Harland's study focuses on the related phenomena of associations, synagogues, and congregations; he is concerned with "assessing and comparing the place of [these groups] . . . within the framework of the Greek city, or polis, under Roman rule in Asia Minor. More specifically, [he] focuses on the significance of imperial cults, honours and connections in the external relations and internal life of these groups" (p. 8).

In the past, there has been a tendency to consider these three groups ([pagan] associations, [Jewish] synagogues and [Christian] congregations) as isolated from each other. Associations have been seen as the, so to speak, "indigenous" product of the Hellenistic polis, from which the early Christian groups were eager to distinguish themselves by their fanatical, aggressively sectarian character. The Jewish groups are considered to have been less vehement in their rejection of contemporary pagan norms, quietly isolationist rather than loudly secessionist, but nonetheless sharply distinguished both from pagan associations and from their Christian relatives and rivals. Harland rejects this view, however, at least in its extreme form: he argues that synagogues and congregations "were associations in important respects" and that "ancient observers . . . recognized this parallelism, sometimes describing synagogues and assemblies [used as a synonym for 'congregations'] in terms of association life in the Greco-Roman world" (p. 3, italics his). This is not to say that there were no differences between Christian, Jewish, and pagan groups; rather, Harland thinks these differences have been overstated, as has been the degree to which Jews and Christians were integrated into their predominantly pagan environment.

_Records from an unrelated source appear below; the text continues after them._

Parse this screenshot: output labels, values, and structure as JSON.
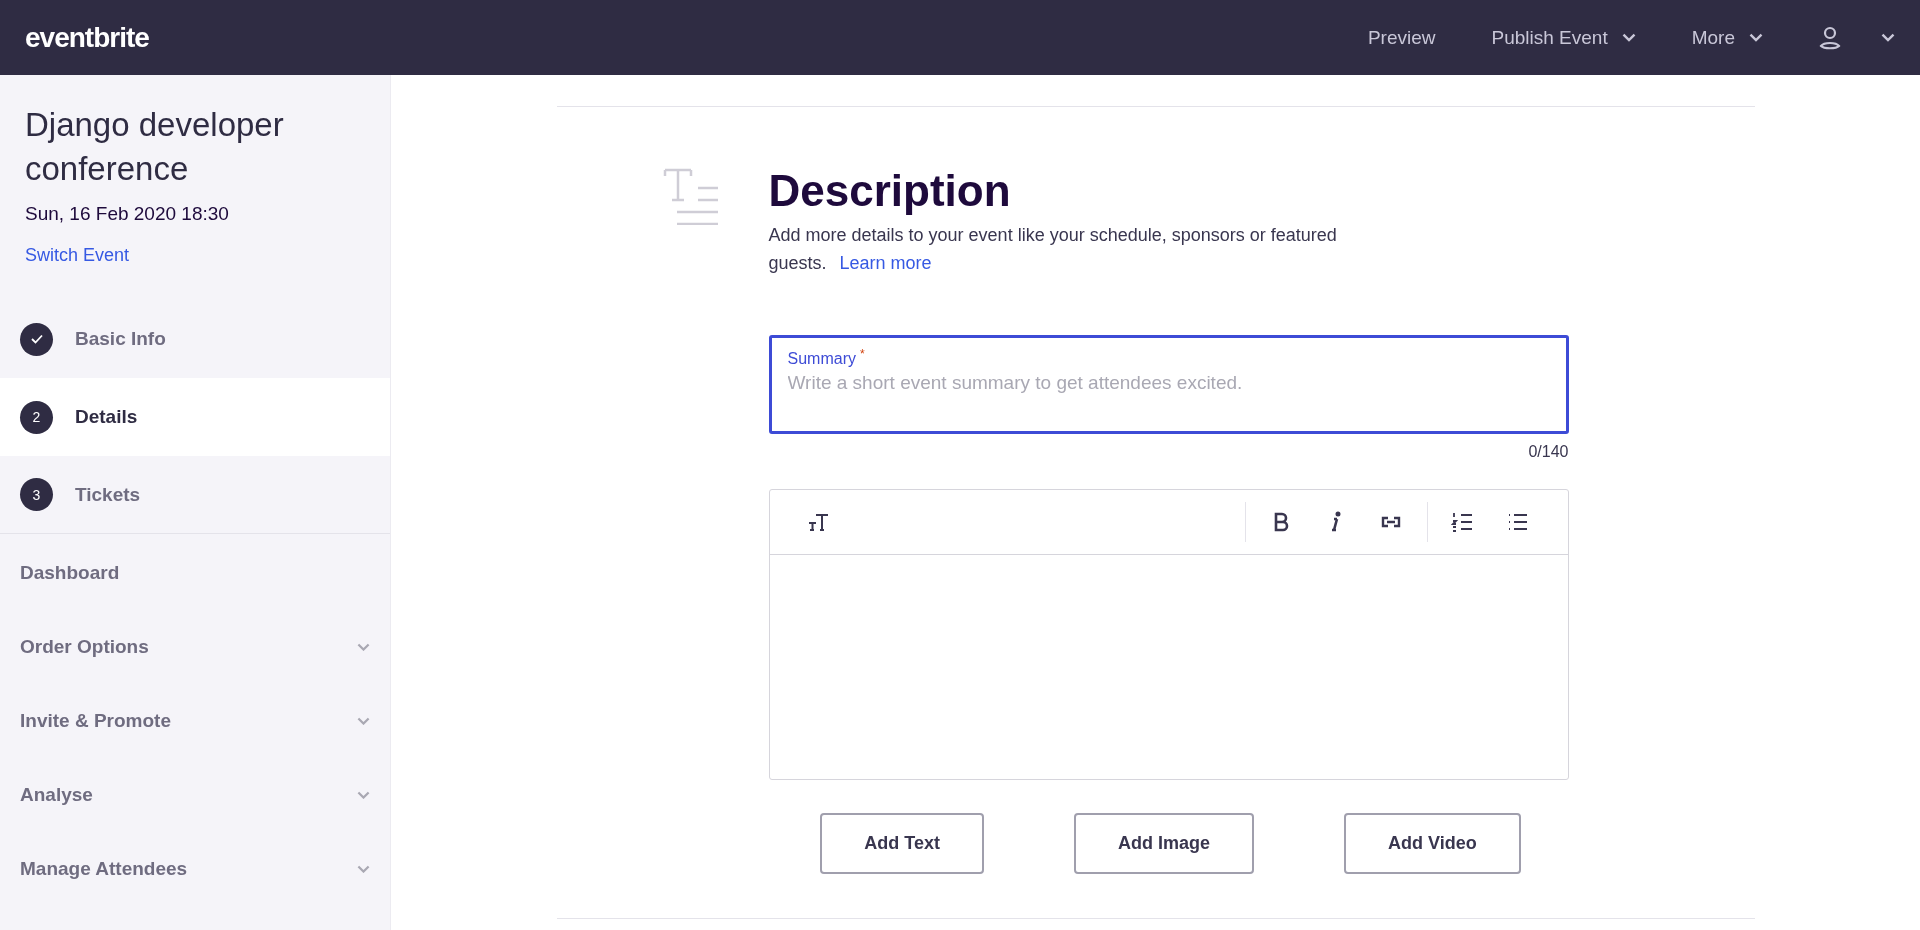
{
  "top_bar": {
    "logo": "eventbrite",
    "actions": [
      {
        "label": "Preview",
        "dropdown": false
      },
      {
        "label": "Publish Event",
        "dropdown": true
      },
      {
        "label": "More",
        "dropdown": true
      }
    ],
    "account": {
      "dropdown": true
    }
  },
  "sidebar": {
    "event_title": "Django developer conference",
    "event_date": "Sun, 16 Feb 2020 18:30",
    "switch_link": "Switch Event",
    "steps": [
      {
        "label": "Basic Info",
        "completed": true,
        "selected": false
      },
      {
        "number": "2",
        "label": "Details",
        "completed": false,
        "selected": true
      },
      {
        "number": "3",
        "label": "Tickets",
        "completed": false,
        "selected": false
      }
    ],
    "nav": [
      {
        "label": "Dashboard",
        "expandable": false
      },
      {
        "label": "Order Options",
        "expandable": true
      },
      {
        "label": "Invite & Promote",
        "expandable": true
      },
      {
        "label": "Analyse",
        "expandable": true
      },
      {
        "label": "Manage Attendees",
        "expandable": true
      }
    ]
  },
  "description": {
    "heading": "Description",
    "text": "Add more details to your event like your schedule, sponsors or featured guests.",
    "learn_more": "Learn more",
    "summary": {
      "label": "Summary",
      "required_mark": "*",
      "focused": true,
      "placeholder": "Write a short event summary to get attendees excited.",
      "counter": "0/140"
    },
    "add_buttons": [
      "Add Text",
      "Add Image",
      "Add Video"
    ]
  }
}
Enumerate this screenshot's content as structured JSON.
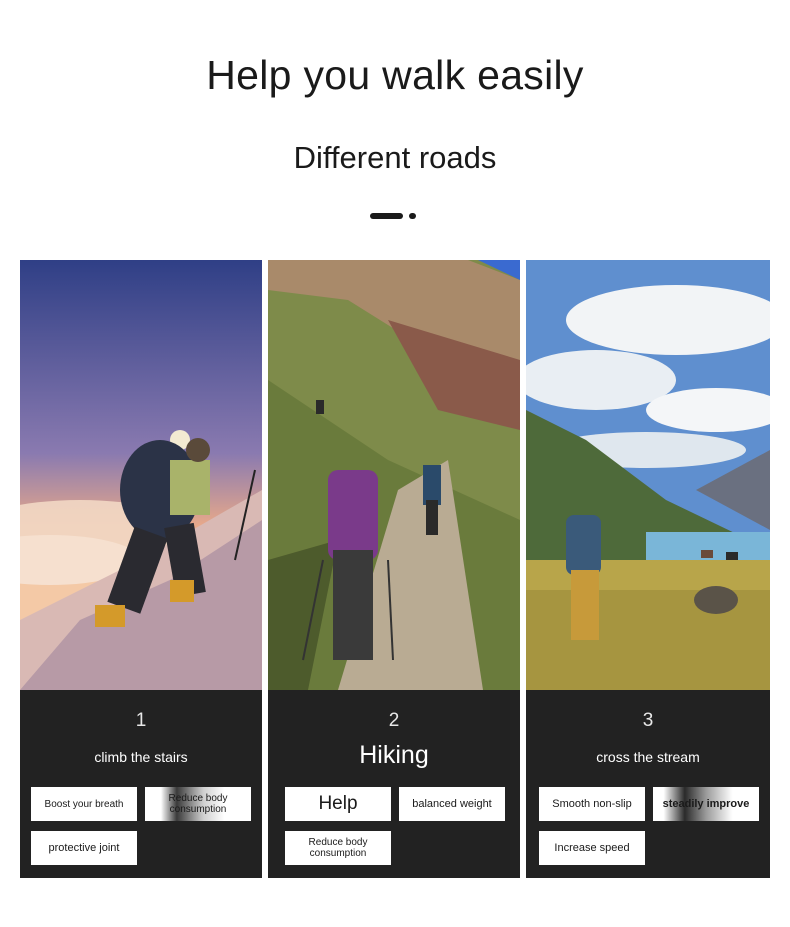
{
  "headline": "Help you walk easily",
  "subline": "Different roads",
  "cards": [
    {
      "number": "1",
      "title": "climb the stairs",
      "chips": [
        "Boost your breath",
        "Reduce body consumption",
        "protective joint"
      ]
    },
    {
      "number": "2",
      "title": "Hiking",
      "chips": [
        "Help",
        "balanced weight",
        "Reduce body consumption"
      ]
    },
    {
      "number": "3",
      "title": "cross the stream",
      "chips": [
        "Smooth non-slip",
        "steadily improve",
        "Increase speed"
      ]
    }
  ],
  "colors": {
    "panel": "#222222",
    "text_dark": "#1a1a1a",
    "chip": "#ffffff"
  }
}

Overall, Harland intends to reevaluate and, simultaneously, to nuance our understanding of these related phenomena, with particular emphasis on associations, to which his work gives clear priority both in terms of the amount of space allotted to them and in the way that they provide the template for discussions of synagogues and congregations. But this is to be expected, given that one of his goals is to decrease the perceived distance and tension between these latter sorts of organizations and day-to-day life in the late antique world of Asia Minor. It is precisely Harland's point that these groups are not purely foreign implantations, at odds with or at the very least alien to their Hellenistic contexts, but rather that they are integrated into them, and that this integration is carried out following the model laid down by the popular associations.

Harland avails himself of three sources of evidence. First, as is to be expected, he uses literary remains-texts produced in, or relevant to, Asia Minor in this period. His analyses of these texts are not extreme or tendentious, but he does try to show the hitherto-overlooked evidence in them of the integration of the early Christian communities in their (pagan) environments, an effort that goes against the interpretative grain but which Harland presents convincingly.

His second and major source of evidence is epigraphic, coining from inscriptions, a source that is often underused by scholars of early Christianity. …